Bollywood music and dance also feature in Auckland’s public calendar. Diwali (pronounced ‘devali’), the festival of light, is a celebration of the triumph of light over darkness, good over evil, and the renewal of life. For the past 12 years, the ancient Hindu festival has been hosted in Aotea Square each spring, attracting tens of thousands of Aucklanders over two days of performances, displays and food.
Another annual festival, Holi, celebrates the profuse colours of spring also—though in the southern hemisphere it occurs in autumn, not that it deters revellers splattering each other with multi-coloured powder.
At the official opening outside South Auckland’s Vodafone Events Centre, more than 2000 party-goers cake one another in colour upon the lawn—pure, raw fun, without a drop of alcohol served or seen.
On stage, Indian music lifts from pitch to pitch, from traditional folk to contemporary dance. In flamboyant attire, young Punjabi men step out the high-kneed, arm-waving rhythms of the Punjabi dance Bhangra, defined by the beat of the dhol, a portable, double-headed drum.
“Whenever you play any high-pitched music, the drum can fit into it,” says Harinder Singh, a Punjab-born, 37-year-old account manager. “Bhangra has been adopted by Bollywood movies big time. It’s very, very physical.”
It’s a potent fusion: ancient Asian instruments applied to the backbeats of hip-hop, powering its dance through the 21st century in a new land with a new culture now influenced by the many colours and creeds of its recent migrants.

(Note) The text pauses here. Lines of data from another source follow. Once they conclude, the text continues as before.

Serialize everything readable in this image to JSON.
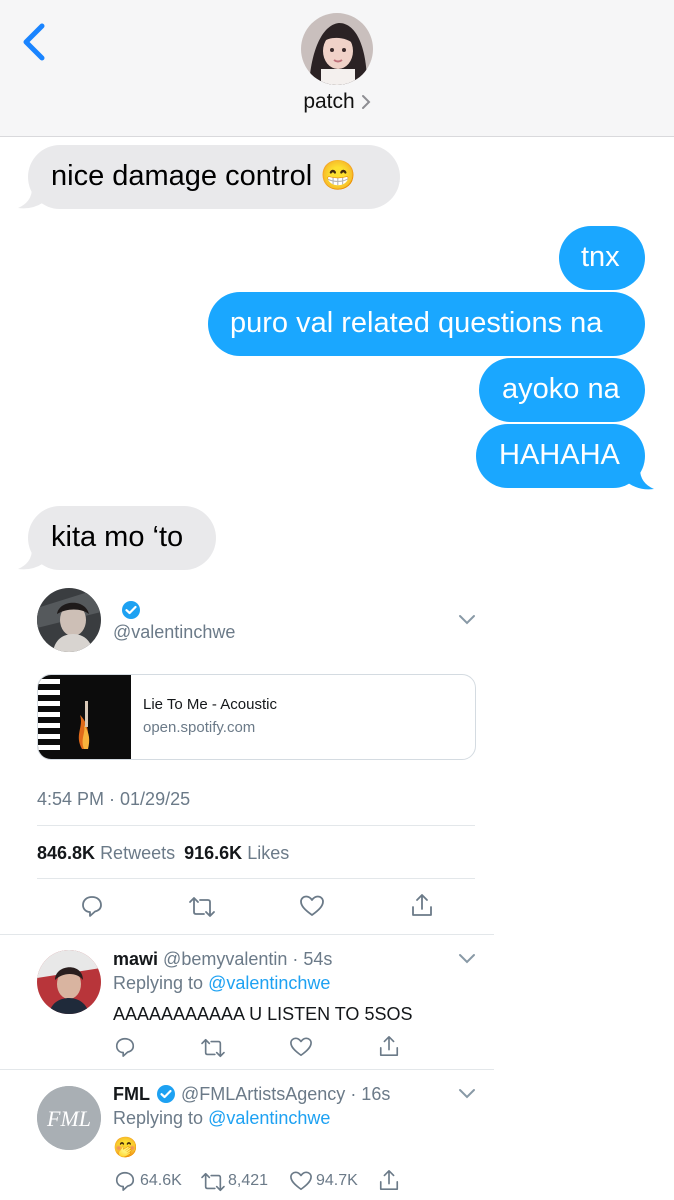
{
  "header": {
    "contact_name": "patch"
  },
  "messages": [
    {
      "dir": "received",
      "text": "nice damage control 😁"
    },
    {
      "dir": "sent",
      "text": "tnx"
    },
    {
      "dir": "sent",
      "text": "puro val related questions na"
    },
    {
      "dir": "sent",
      "text": "ayoko na"
    },
    {
      "dir": "sent",
      "text": "HAHAHA"
    },
    {
      "dir": "received",
      "text": "kita mo ‘to"
    }
  ],
  "tweet": {
    "handle": "@valentinchwe",
    "card_title": "Lie To Me - Acoustic",
    "card_domain": "open.spotify.com",
    "timestamp": "4:54 PM · 01/29/25",
    "retweets_count": "846.8K",
    "retweets_label": "Retweets",
    "likes_count": "916.6K",
    "likes_label": "Likes"
  },
  "replies": [
    {
      "name": "mawi",
      "meta": "@bemyvalentin · 54s",
      "replying_prefix": "Replying to",
      "replying_to": "@valentinchwe",
      "text": "AAAAAAAAAAA U LISTEN TO 5SOS"
    },
    {
      "name": "FML",
      "meta": "@FMLArtistsAgency · 16s",
      "replying_prefix": "Replying to",
      "replying_to": "@valentinchwe",
      "text": "🤭",
      "reply_count": "64.6K",
      "retweet_count": "8,421",
      "like_count": "94.7K",
      "avatar_text": "FML"
    }
  ],
  "colors": {
    "sent_bubble": "#1aa7ff",
    "received_bubble": "#e9e9eb",
    "ios_blue": "#1a84ff",
    "twitter_blue": "#1da1f2"
  }
}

“In the past, the Kiwi was very much a person of the European background, because that was the majority culture,” says Navtej Randhawa. “You even had third-or fourth-generation Indians who were Kiwis, but you always kind of felt he is an Indian rather than a Kiwi. But now, I think people are starting to see that majority is not the majority anymore and a lot of the small groups have started to become very big. They’ve always been Kiwis but now people have a broader understanding of what that means. I personally think that New Zealand has a real culture coming through rather than a single monologue which discouraged a lot of people from expressing their own identities.
“My sons’ generation will grow up without hang-ups,” says Randhawa. “They have got the world at their feet. Now China has just become our biggest trading partner, and then India, with the free-trade agreement coming, everybody will have to do business with India and China. So these kids have actually got the best of both worlds. They know their world is coming; they see a bright future.”